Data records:
Content starts

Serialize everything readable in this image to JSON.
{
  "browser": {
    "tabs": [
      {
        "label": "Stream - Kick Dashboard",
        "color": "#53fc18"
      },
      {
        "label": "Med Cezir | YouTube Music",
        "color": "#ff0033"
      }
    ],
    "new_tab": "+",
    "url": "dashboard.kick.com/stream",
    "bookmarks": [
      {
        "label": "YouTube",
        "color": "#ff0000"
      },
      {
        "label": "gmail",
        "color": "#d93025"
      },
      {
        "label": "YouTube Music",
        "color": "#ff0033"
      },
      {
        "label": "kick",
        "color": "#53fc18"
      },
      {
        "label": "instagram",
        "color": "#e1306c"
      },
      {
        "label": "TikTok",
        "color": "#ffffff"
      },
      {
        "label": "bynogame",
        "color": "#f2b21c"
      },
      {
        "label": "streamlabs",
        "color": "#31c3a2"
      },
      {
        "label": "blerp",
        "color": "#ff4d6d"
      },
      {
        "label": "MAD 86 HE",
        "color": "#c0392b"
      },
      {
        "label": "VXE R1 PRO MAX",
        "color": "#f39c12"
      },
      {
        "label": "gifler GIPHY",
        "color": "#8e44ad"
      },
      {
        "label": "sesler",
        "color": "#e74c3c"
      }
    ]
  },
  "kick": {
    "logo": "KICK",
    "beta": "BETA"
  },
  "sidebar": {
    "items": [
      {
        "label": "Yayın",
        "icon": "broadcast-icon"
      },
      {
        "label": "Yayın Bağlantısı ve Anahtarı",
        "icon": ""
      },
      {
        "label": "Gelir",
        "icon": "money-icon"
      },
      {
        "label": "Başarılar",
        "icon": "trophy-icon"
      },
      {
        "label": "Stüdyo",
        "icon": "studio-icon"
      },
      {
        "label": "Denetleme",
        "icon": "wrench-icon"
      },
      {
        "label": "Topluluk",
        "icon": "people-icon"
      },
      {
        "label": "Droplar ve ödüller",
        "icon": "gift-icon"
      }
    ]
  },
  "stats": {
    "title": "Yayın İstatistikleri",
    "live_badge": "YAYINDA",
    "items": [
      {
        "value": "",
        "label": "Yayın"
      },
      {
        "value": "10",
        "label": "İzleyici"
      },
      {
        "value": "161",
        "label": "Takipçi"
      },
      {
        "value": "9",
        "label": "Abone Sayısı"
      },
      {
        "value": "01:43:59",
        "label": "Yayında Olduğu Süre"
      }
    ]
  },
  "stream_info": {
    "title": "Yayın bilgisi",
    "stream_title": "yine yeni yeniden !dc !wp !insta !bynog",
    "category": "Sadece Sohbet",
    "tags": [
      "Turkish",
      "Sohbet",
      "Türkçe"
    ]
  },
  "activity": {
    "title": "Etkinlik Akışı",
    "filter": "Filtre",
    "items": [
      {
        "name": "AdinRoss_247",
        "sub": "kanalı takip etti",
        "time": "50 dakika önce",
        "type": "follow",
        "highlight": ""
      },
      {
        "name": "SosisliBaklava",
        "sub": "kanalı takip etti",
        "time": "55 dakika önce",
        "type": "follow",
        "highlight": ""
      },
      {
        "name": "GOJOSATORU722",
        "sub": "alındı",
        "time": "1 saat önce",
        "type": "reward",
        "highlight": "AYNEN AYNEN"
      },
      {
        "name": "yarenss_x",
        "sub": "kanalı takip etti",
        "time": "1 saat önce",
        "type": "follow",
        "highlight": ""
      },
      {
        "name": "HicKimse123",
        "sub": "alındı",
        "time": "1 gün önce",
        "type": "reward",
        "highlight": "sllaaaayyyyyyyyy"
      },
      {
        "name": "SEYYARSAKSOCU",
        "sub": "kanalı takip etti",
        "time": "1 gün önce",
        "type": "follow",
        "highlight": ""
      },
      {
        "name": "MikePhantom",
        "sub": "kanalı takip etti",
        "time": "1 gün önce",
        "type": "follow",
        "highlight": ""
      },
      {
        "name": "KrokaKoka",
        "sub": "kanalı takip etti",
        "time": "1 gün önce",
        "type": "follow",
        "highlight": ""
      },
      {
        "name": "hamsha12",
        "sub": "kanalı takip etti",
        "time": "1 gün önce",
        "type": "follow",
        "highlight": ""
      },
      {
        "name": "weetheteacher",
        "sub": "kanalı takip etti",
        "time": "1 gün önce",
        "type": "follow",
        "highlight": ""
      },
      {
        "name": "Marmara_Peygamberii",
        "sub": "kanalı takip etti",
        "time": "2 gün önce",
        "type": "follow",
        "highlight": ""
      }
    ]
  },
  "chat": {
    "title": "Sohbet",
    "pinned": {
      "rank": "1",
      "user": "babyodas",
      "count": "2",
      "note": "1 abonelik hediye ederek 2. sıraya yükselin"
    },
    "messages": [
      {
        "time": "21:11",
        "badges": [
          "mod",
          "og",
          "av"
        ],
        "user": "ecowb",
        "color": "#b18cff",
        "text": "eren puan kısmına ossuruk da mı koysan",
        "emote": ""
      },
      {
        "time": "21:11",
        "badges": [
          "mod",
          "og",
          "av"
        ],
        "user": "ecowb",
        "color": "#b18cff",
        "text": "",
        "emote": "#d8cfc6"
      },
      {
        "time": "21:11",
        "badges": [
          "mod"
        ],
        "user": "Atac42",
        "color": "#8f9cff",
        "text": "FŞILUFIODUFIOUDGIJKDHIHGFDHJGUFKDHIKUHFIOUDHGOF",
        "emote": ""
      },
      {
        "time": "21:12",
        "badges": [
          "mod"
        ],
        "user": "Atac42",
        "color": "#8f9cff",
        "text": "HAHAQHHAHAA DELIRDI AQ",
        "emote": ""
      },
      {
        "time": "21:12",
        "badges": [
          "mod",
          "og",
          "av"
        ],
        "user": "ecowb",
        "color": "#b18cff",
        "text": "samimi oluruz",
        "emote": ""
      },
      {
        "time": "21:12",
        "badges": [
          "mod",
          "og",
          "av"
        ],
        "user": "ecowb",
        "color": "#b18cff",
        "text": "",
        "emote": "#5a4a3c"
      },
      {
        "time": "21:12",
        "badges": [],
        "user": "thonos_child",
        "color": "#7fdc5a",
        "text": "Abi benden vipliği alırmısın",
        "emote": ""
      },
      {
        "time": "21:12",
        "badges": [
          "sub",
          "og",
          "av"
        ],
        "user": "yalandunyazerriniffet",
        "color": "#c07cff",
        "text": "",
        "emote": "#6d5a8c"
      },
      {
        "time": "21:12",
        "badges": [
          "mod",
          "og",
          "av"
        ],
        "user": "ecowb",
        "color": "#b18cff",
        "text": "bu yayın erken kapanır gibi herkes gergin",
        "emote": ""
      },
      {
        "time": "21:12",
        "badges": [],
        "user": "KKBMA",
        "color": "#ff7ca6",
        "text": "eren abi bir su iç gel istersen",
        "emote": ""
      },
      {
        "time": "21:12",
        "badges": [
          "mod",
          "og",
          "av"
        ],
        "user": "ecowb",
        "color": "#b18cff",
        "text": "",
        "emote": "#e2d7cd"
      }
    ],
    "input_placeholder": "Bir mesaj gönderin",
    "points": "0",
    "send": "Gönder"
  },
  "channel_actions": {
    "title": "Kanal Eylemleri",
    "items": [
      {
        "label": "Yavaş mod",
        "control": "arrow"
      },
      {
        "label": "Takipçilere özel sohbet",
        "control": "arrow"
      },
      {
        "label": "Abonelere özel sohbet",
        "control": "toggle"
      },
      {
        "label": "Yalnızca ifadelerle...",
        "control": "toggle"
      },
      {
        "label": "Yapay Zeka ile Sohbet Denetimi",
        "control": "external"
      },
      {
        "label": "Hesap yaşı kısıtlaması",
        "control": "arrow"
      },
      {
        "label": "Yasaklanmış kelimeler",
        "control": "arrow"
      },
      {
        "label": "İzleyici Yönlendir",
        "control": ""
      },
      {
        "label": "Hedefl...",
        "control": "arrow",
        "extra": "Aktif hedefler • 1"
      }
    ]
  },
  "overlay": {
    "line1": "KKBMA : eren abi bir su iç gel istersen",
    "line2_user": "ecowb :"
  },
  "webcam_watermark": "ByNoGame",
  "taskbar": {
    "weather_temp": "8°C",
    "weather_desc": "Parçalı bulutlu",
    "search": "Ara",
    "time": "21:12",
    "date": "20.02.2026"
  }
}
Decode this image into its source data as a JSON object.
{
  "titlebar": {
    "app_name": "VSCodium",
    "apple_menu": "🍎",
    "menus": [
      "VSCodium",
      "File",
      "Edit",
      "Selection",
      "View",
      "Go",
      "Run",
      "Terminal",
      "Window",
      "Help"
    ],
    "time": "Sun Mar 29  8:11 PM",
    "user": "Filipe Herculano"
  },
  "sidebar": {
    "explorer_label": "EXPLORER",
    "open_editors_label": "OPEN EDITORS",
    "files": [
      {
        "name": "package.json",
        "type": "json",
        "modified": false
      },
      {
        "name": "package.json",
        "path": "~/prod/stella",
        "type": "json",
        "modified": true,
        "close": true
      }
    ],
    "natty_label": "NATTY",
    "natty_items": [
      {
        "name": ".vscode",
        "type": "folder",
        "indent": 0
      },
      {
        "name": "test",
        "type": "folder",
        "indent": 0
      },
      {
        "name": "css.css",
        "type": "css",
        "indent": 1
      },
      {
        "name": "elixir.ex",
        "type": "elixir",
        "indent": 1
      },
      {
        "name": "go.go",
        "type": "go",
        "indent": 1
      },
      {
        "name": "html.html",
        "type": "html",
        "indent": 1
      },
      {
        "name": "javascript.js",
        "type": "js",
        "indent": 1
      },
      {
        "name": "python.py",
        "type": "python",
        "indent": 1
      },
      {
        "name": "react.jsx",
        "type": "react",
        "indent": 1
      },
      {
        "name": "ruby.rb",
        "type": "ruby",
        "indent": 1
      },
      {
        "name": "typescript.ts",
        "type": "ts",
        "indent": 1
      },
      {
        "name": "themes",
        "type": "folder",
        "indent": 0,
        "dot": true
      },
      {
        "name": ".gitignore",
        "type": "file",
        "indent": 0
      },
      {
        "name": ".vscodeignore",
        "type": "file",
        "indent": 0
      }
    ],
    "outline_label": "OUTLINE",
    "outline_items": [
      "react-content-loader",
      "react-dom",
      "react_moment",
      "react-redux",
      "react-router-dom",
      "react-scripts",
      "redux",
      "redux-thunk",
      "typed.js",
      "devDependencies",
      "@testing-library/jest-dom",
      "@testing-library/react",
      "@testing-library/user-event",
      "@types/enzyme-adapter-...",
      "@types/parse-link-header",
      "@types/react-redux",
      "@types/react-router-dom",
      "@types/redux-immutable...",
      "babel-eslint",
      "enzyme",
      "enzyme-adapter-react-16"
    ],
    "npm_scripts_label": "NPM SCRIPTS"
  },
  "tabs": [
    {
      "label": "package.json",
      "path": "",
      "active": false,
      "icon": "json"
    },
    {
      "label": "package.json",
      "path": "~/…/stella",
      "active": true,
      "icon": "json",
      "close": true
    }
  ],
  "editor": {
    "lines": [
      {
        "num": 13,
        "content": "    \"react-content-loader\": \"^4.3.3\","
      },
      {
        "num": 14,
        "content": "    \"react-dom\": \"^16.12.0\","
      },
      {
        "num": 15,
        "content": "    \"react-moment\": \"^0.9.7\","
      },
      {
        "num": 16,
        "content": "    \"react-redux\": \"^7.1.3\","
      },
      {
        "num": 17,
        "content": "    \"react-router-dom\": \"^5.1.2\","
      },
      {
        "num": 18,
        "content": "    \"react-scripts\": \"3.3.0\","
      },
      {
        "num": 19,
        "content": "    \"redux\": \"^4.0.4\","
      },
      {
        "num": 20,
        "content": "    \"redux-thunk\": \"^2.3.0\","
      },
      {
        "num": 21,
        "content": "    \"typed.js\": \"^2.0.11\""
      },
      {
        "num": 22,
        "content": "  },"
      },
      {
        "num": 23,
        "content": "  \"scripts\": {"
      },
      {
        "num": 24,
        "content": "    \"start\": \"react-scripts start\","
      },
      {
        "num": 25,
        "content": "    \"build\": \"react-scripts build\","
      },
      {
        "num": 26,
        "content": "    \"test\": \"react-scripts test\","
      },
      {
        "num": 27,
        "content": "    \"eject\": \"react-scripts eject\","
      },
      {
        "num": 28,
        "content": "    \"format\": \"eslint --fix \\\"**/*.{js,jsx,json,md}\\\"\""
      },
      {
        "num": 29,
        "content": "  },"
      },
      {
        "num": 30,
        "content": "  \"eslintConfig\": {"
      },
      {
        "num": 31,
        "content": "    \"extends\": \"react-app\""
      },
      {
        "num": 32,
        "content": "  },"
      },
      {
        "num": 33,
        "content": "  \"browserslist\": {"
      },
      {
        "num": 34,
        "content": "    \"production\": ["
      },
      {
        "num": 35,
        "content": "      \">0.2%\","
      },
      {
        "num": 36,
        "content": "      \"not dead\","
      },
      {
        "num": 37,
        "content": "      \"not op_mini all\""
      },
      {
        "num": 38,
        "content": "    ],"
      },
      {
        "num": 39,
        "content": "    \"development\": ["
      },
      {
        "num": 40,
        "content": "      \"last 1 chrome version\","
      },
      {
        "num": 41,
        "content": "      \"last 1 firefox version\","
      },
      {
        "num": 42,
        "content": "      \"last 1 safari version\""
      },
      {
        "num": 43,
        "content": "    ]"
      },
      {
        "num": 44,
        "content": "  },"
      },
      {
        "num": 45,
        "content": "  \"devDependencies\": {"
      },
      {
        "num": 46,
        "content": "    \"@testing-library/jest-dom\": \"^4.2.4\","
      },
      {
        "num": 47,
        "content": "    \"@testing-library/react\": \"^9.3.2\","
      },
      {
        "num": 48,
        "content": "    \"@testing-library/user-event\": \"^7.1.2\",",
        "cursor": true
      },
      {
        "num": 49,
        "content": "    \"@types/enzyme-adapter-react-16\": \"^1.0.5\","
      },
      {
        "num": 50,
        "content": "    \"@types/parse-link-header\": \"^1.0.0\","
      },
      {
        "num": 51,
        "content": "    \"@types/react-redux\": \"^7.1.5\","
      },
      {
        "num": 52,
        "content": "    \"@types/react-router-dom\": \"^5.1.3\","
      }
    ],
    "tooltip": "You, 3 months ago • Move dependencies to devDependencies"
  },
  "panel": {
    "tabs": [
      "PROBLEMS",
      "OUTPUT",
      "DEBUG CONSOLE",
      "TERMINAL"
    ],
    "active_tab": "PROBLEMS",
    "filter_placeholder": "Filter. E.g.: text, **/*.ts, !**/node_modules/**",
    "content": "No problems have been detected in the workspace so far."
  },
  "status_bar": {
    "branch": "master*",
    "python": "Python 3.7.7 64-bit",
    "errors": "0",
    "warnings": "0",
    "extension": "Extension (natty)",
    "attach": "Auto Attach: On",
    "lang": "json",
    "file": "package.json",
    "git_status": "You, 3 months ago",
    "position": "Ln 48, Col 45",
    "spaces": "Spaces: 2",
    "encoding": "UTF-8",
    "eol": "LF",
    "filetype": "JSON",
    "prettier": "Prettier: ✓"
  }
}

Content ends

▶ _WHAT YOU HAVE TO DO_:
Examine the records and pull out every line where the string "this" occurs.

▶ _EXERCISE SOLUTION_:
Serialize everything readable in this image to JSON.
Decode this image into its source data as a JSON object.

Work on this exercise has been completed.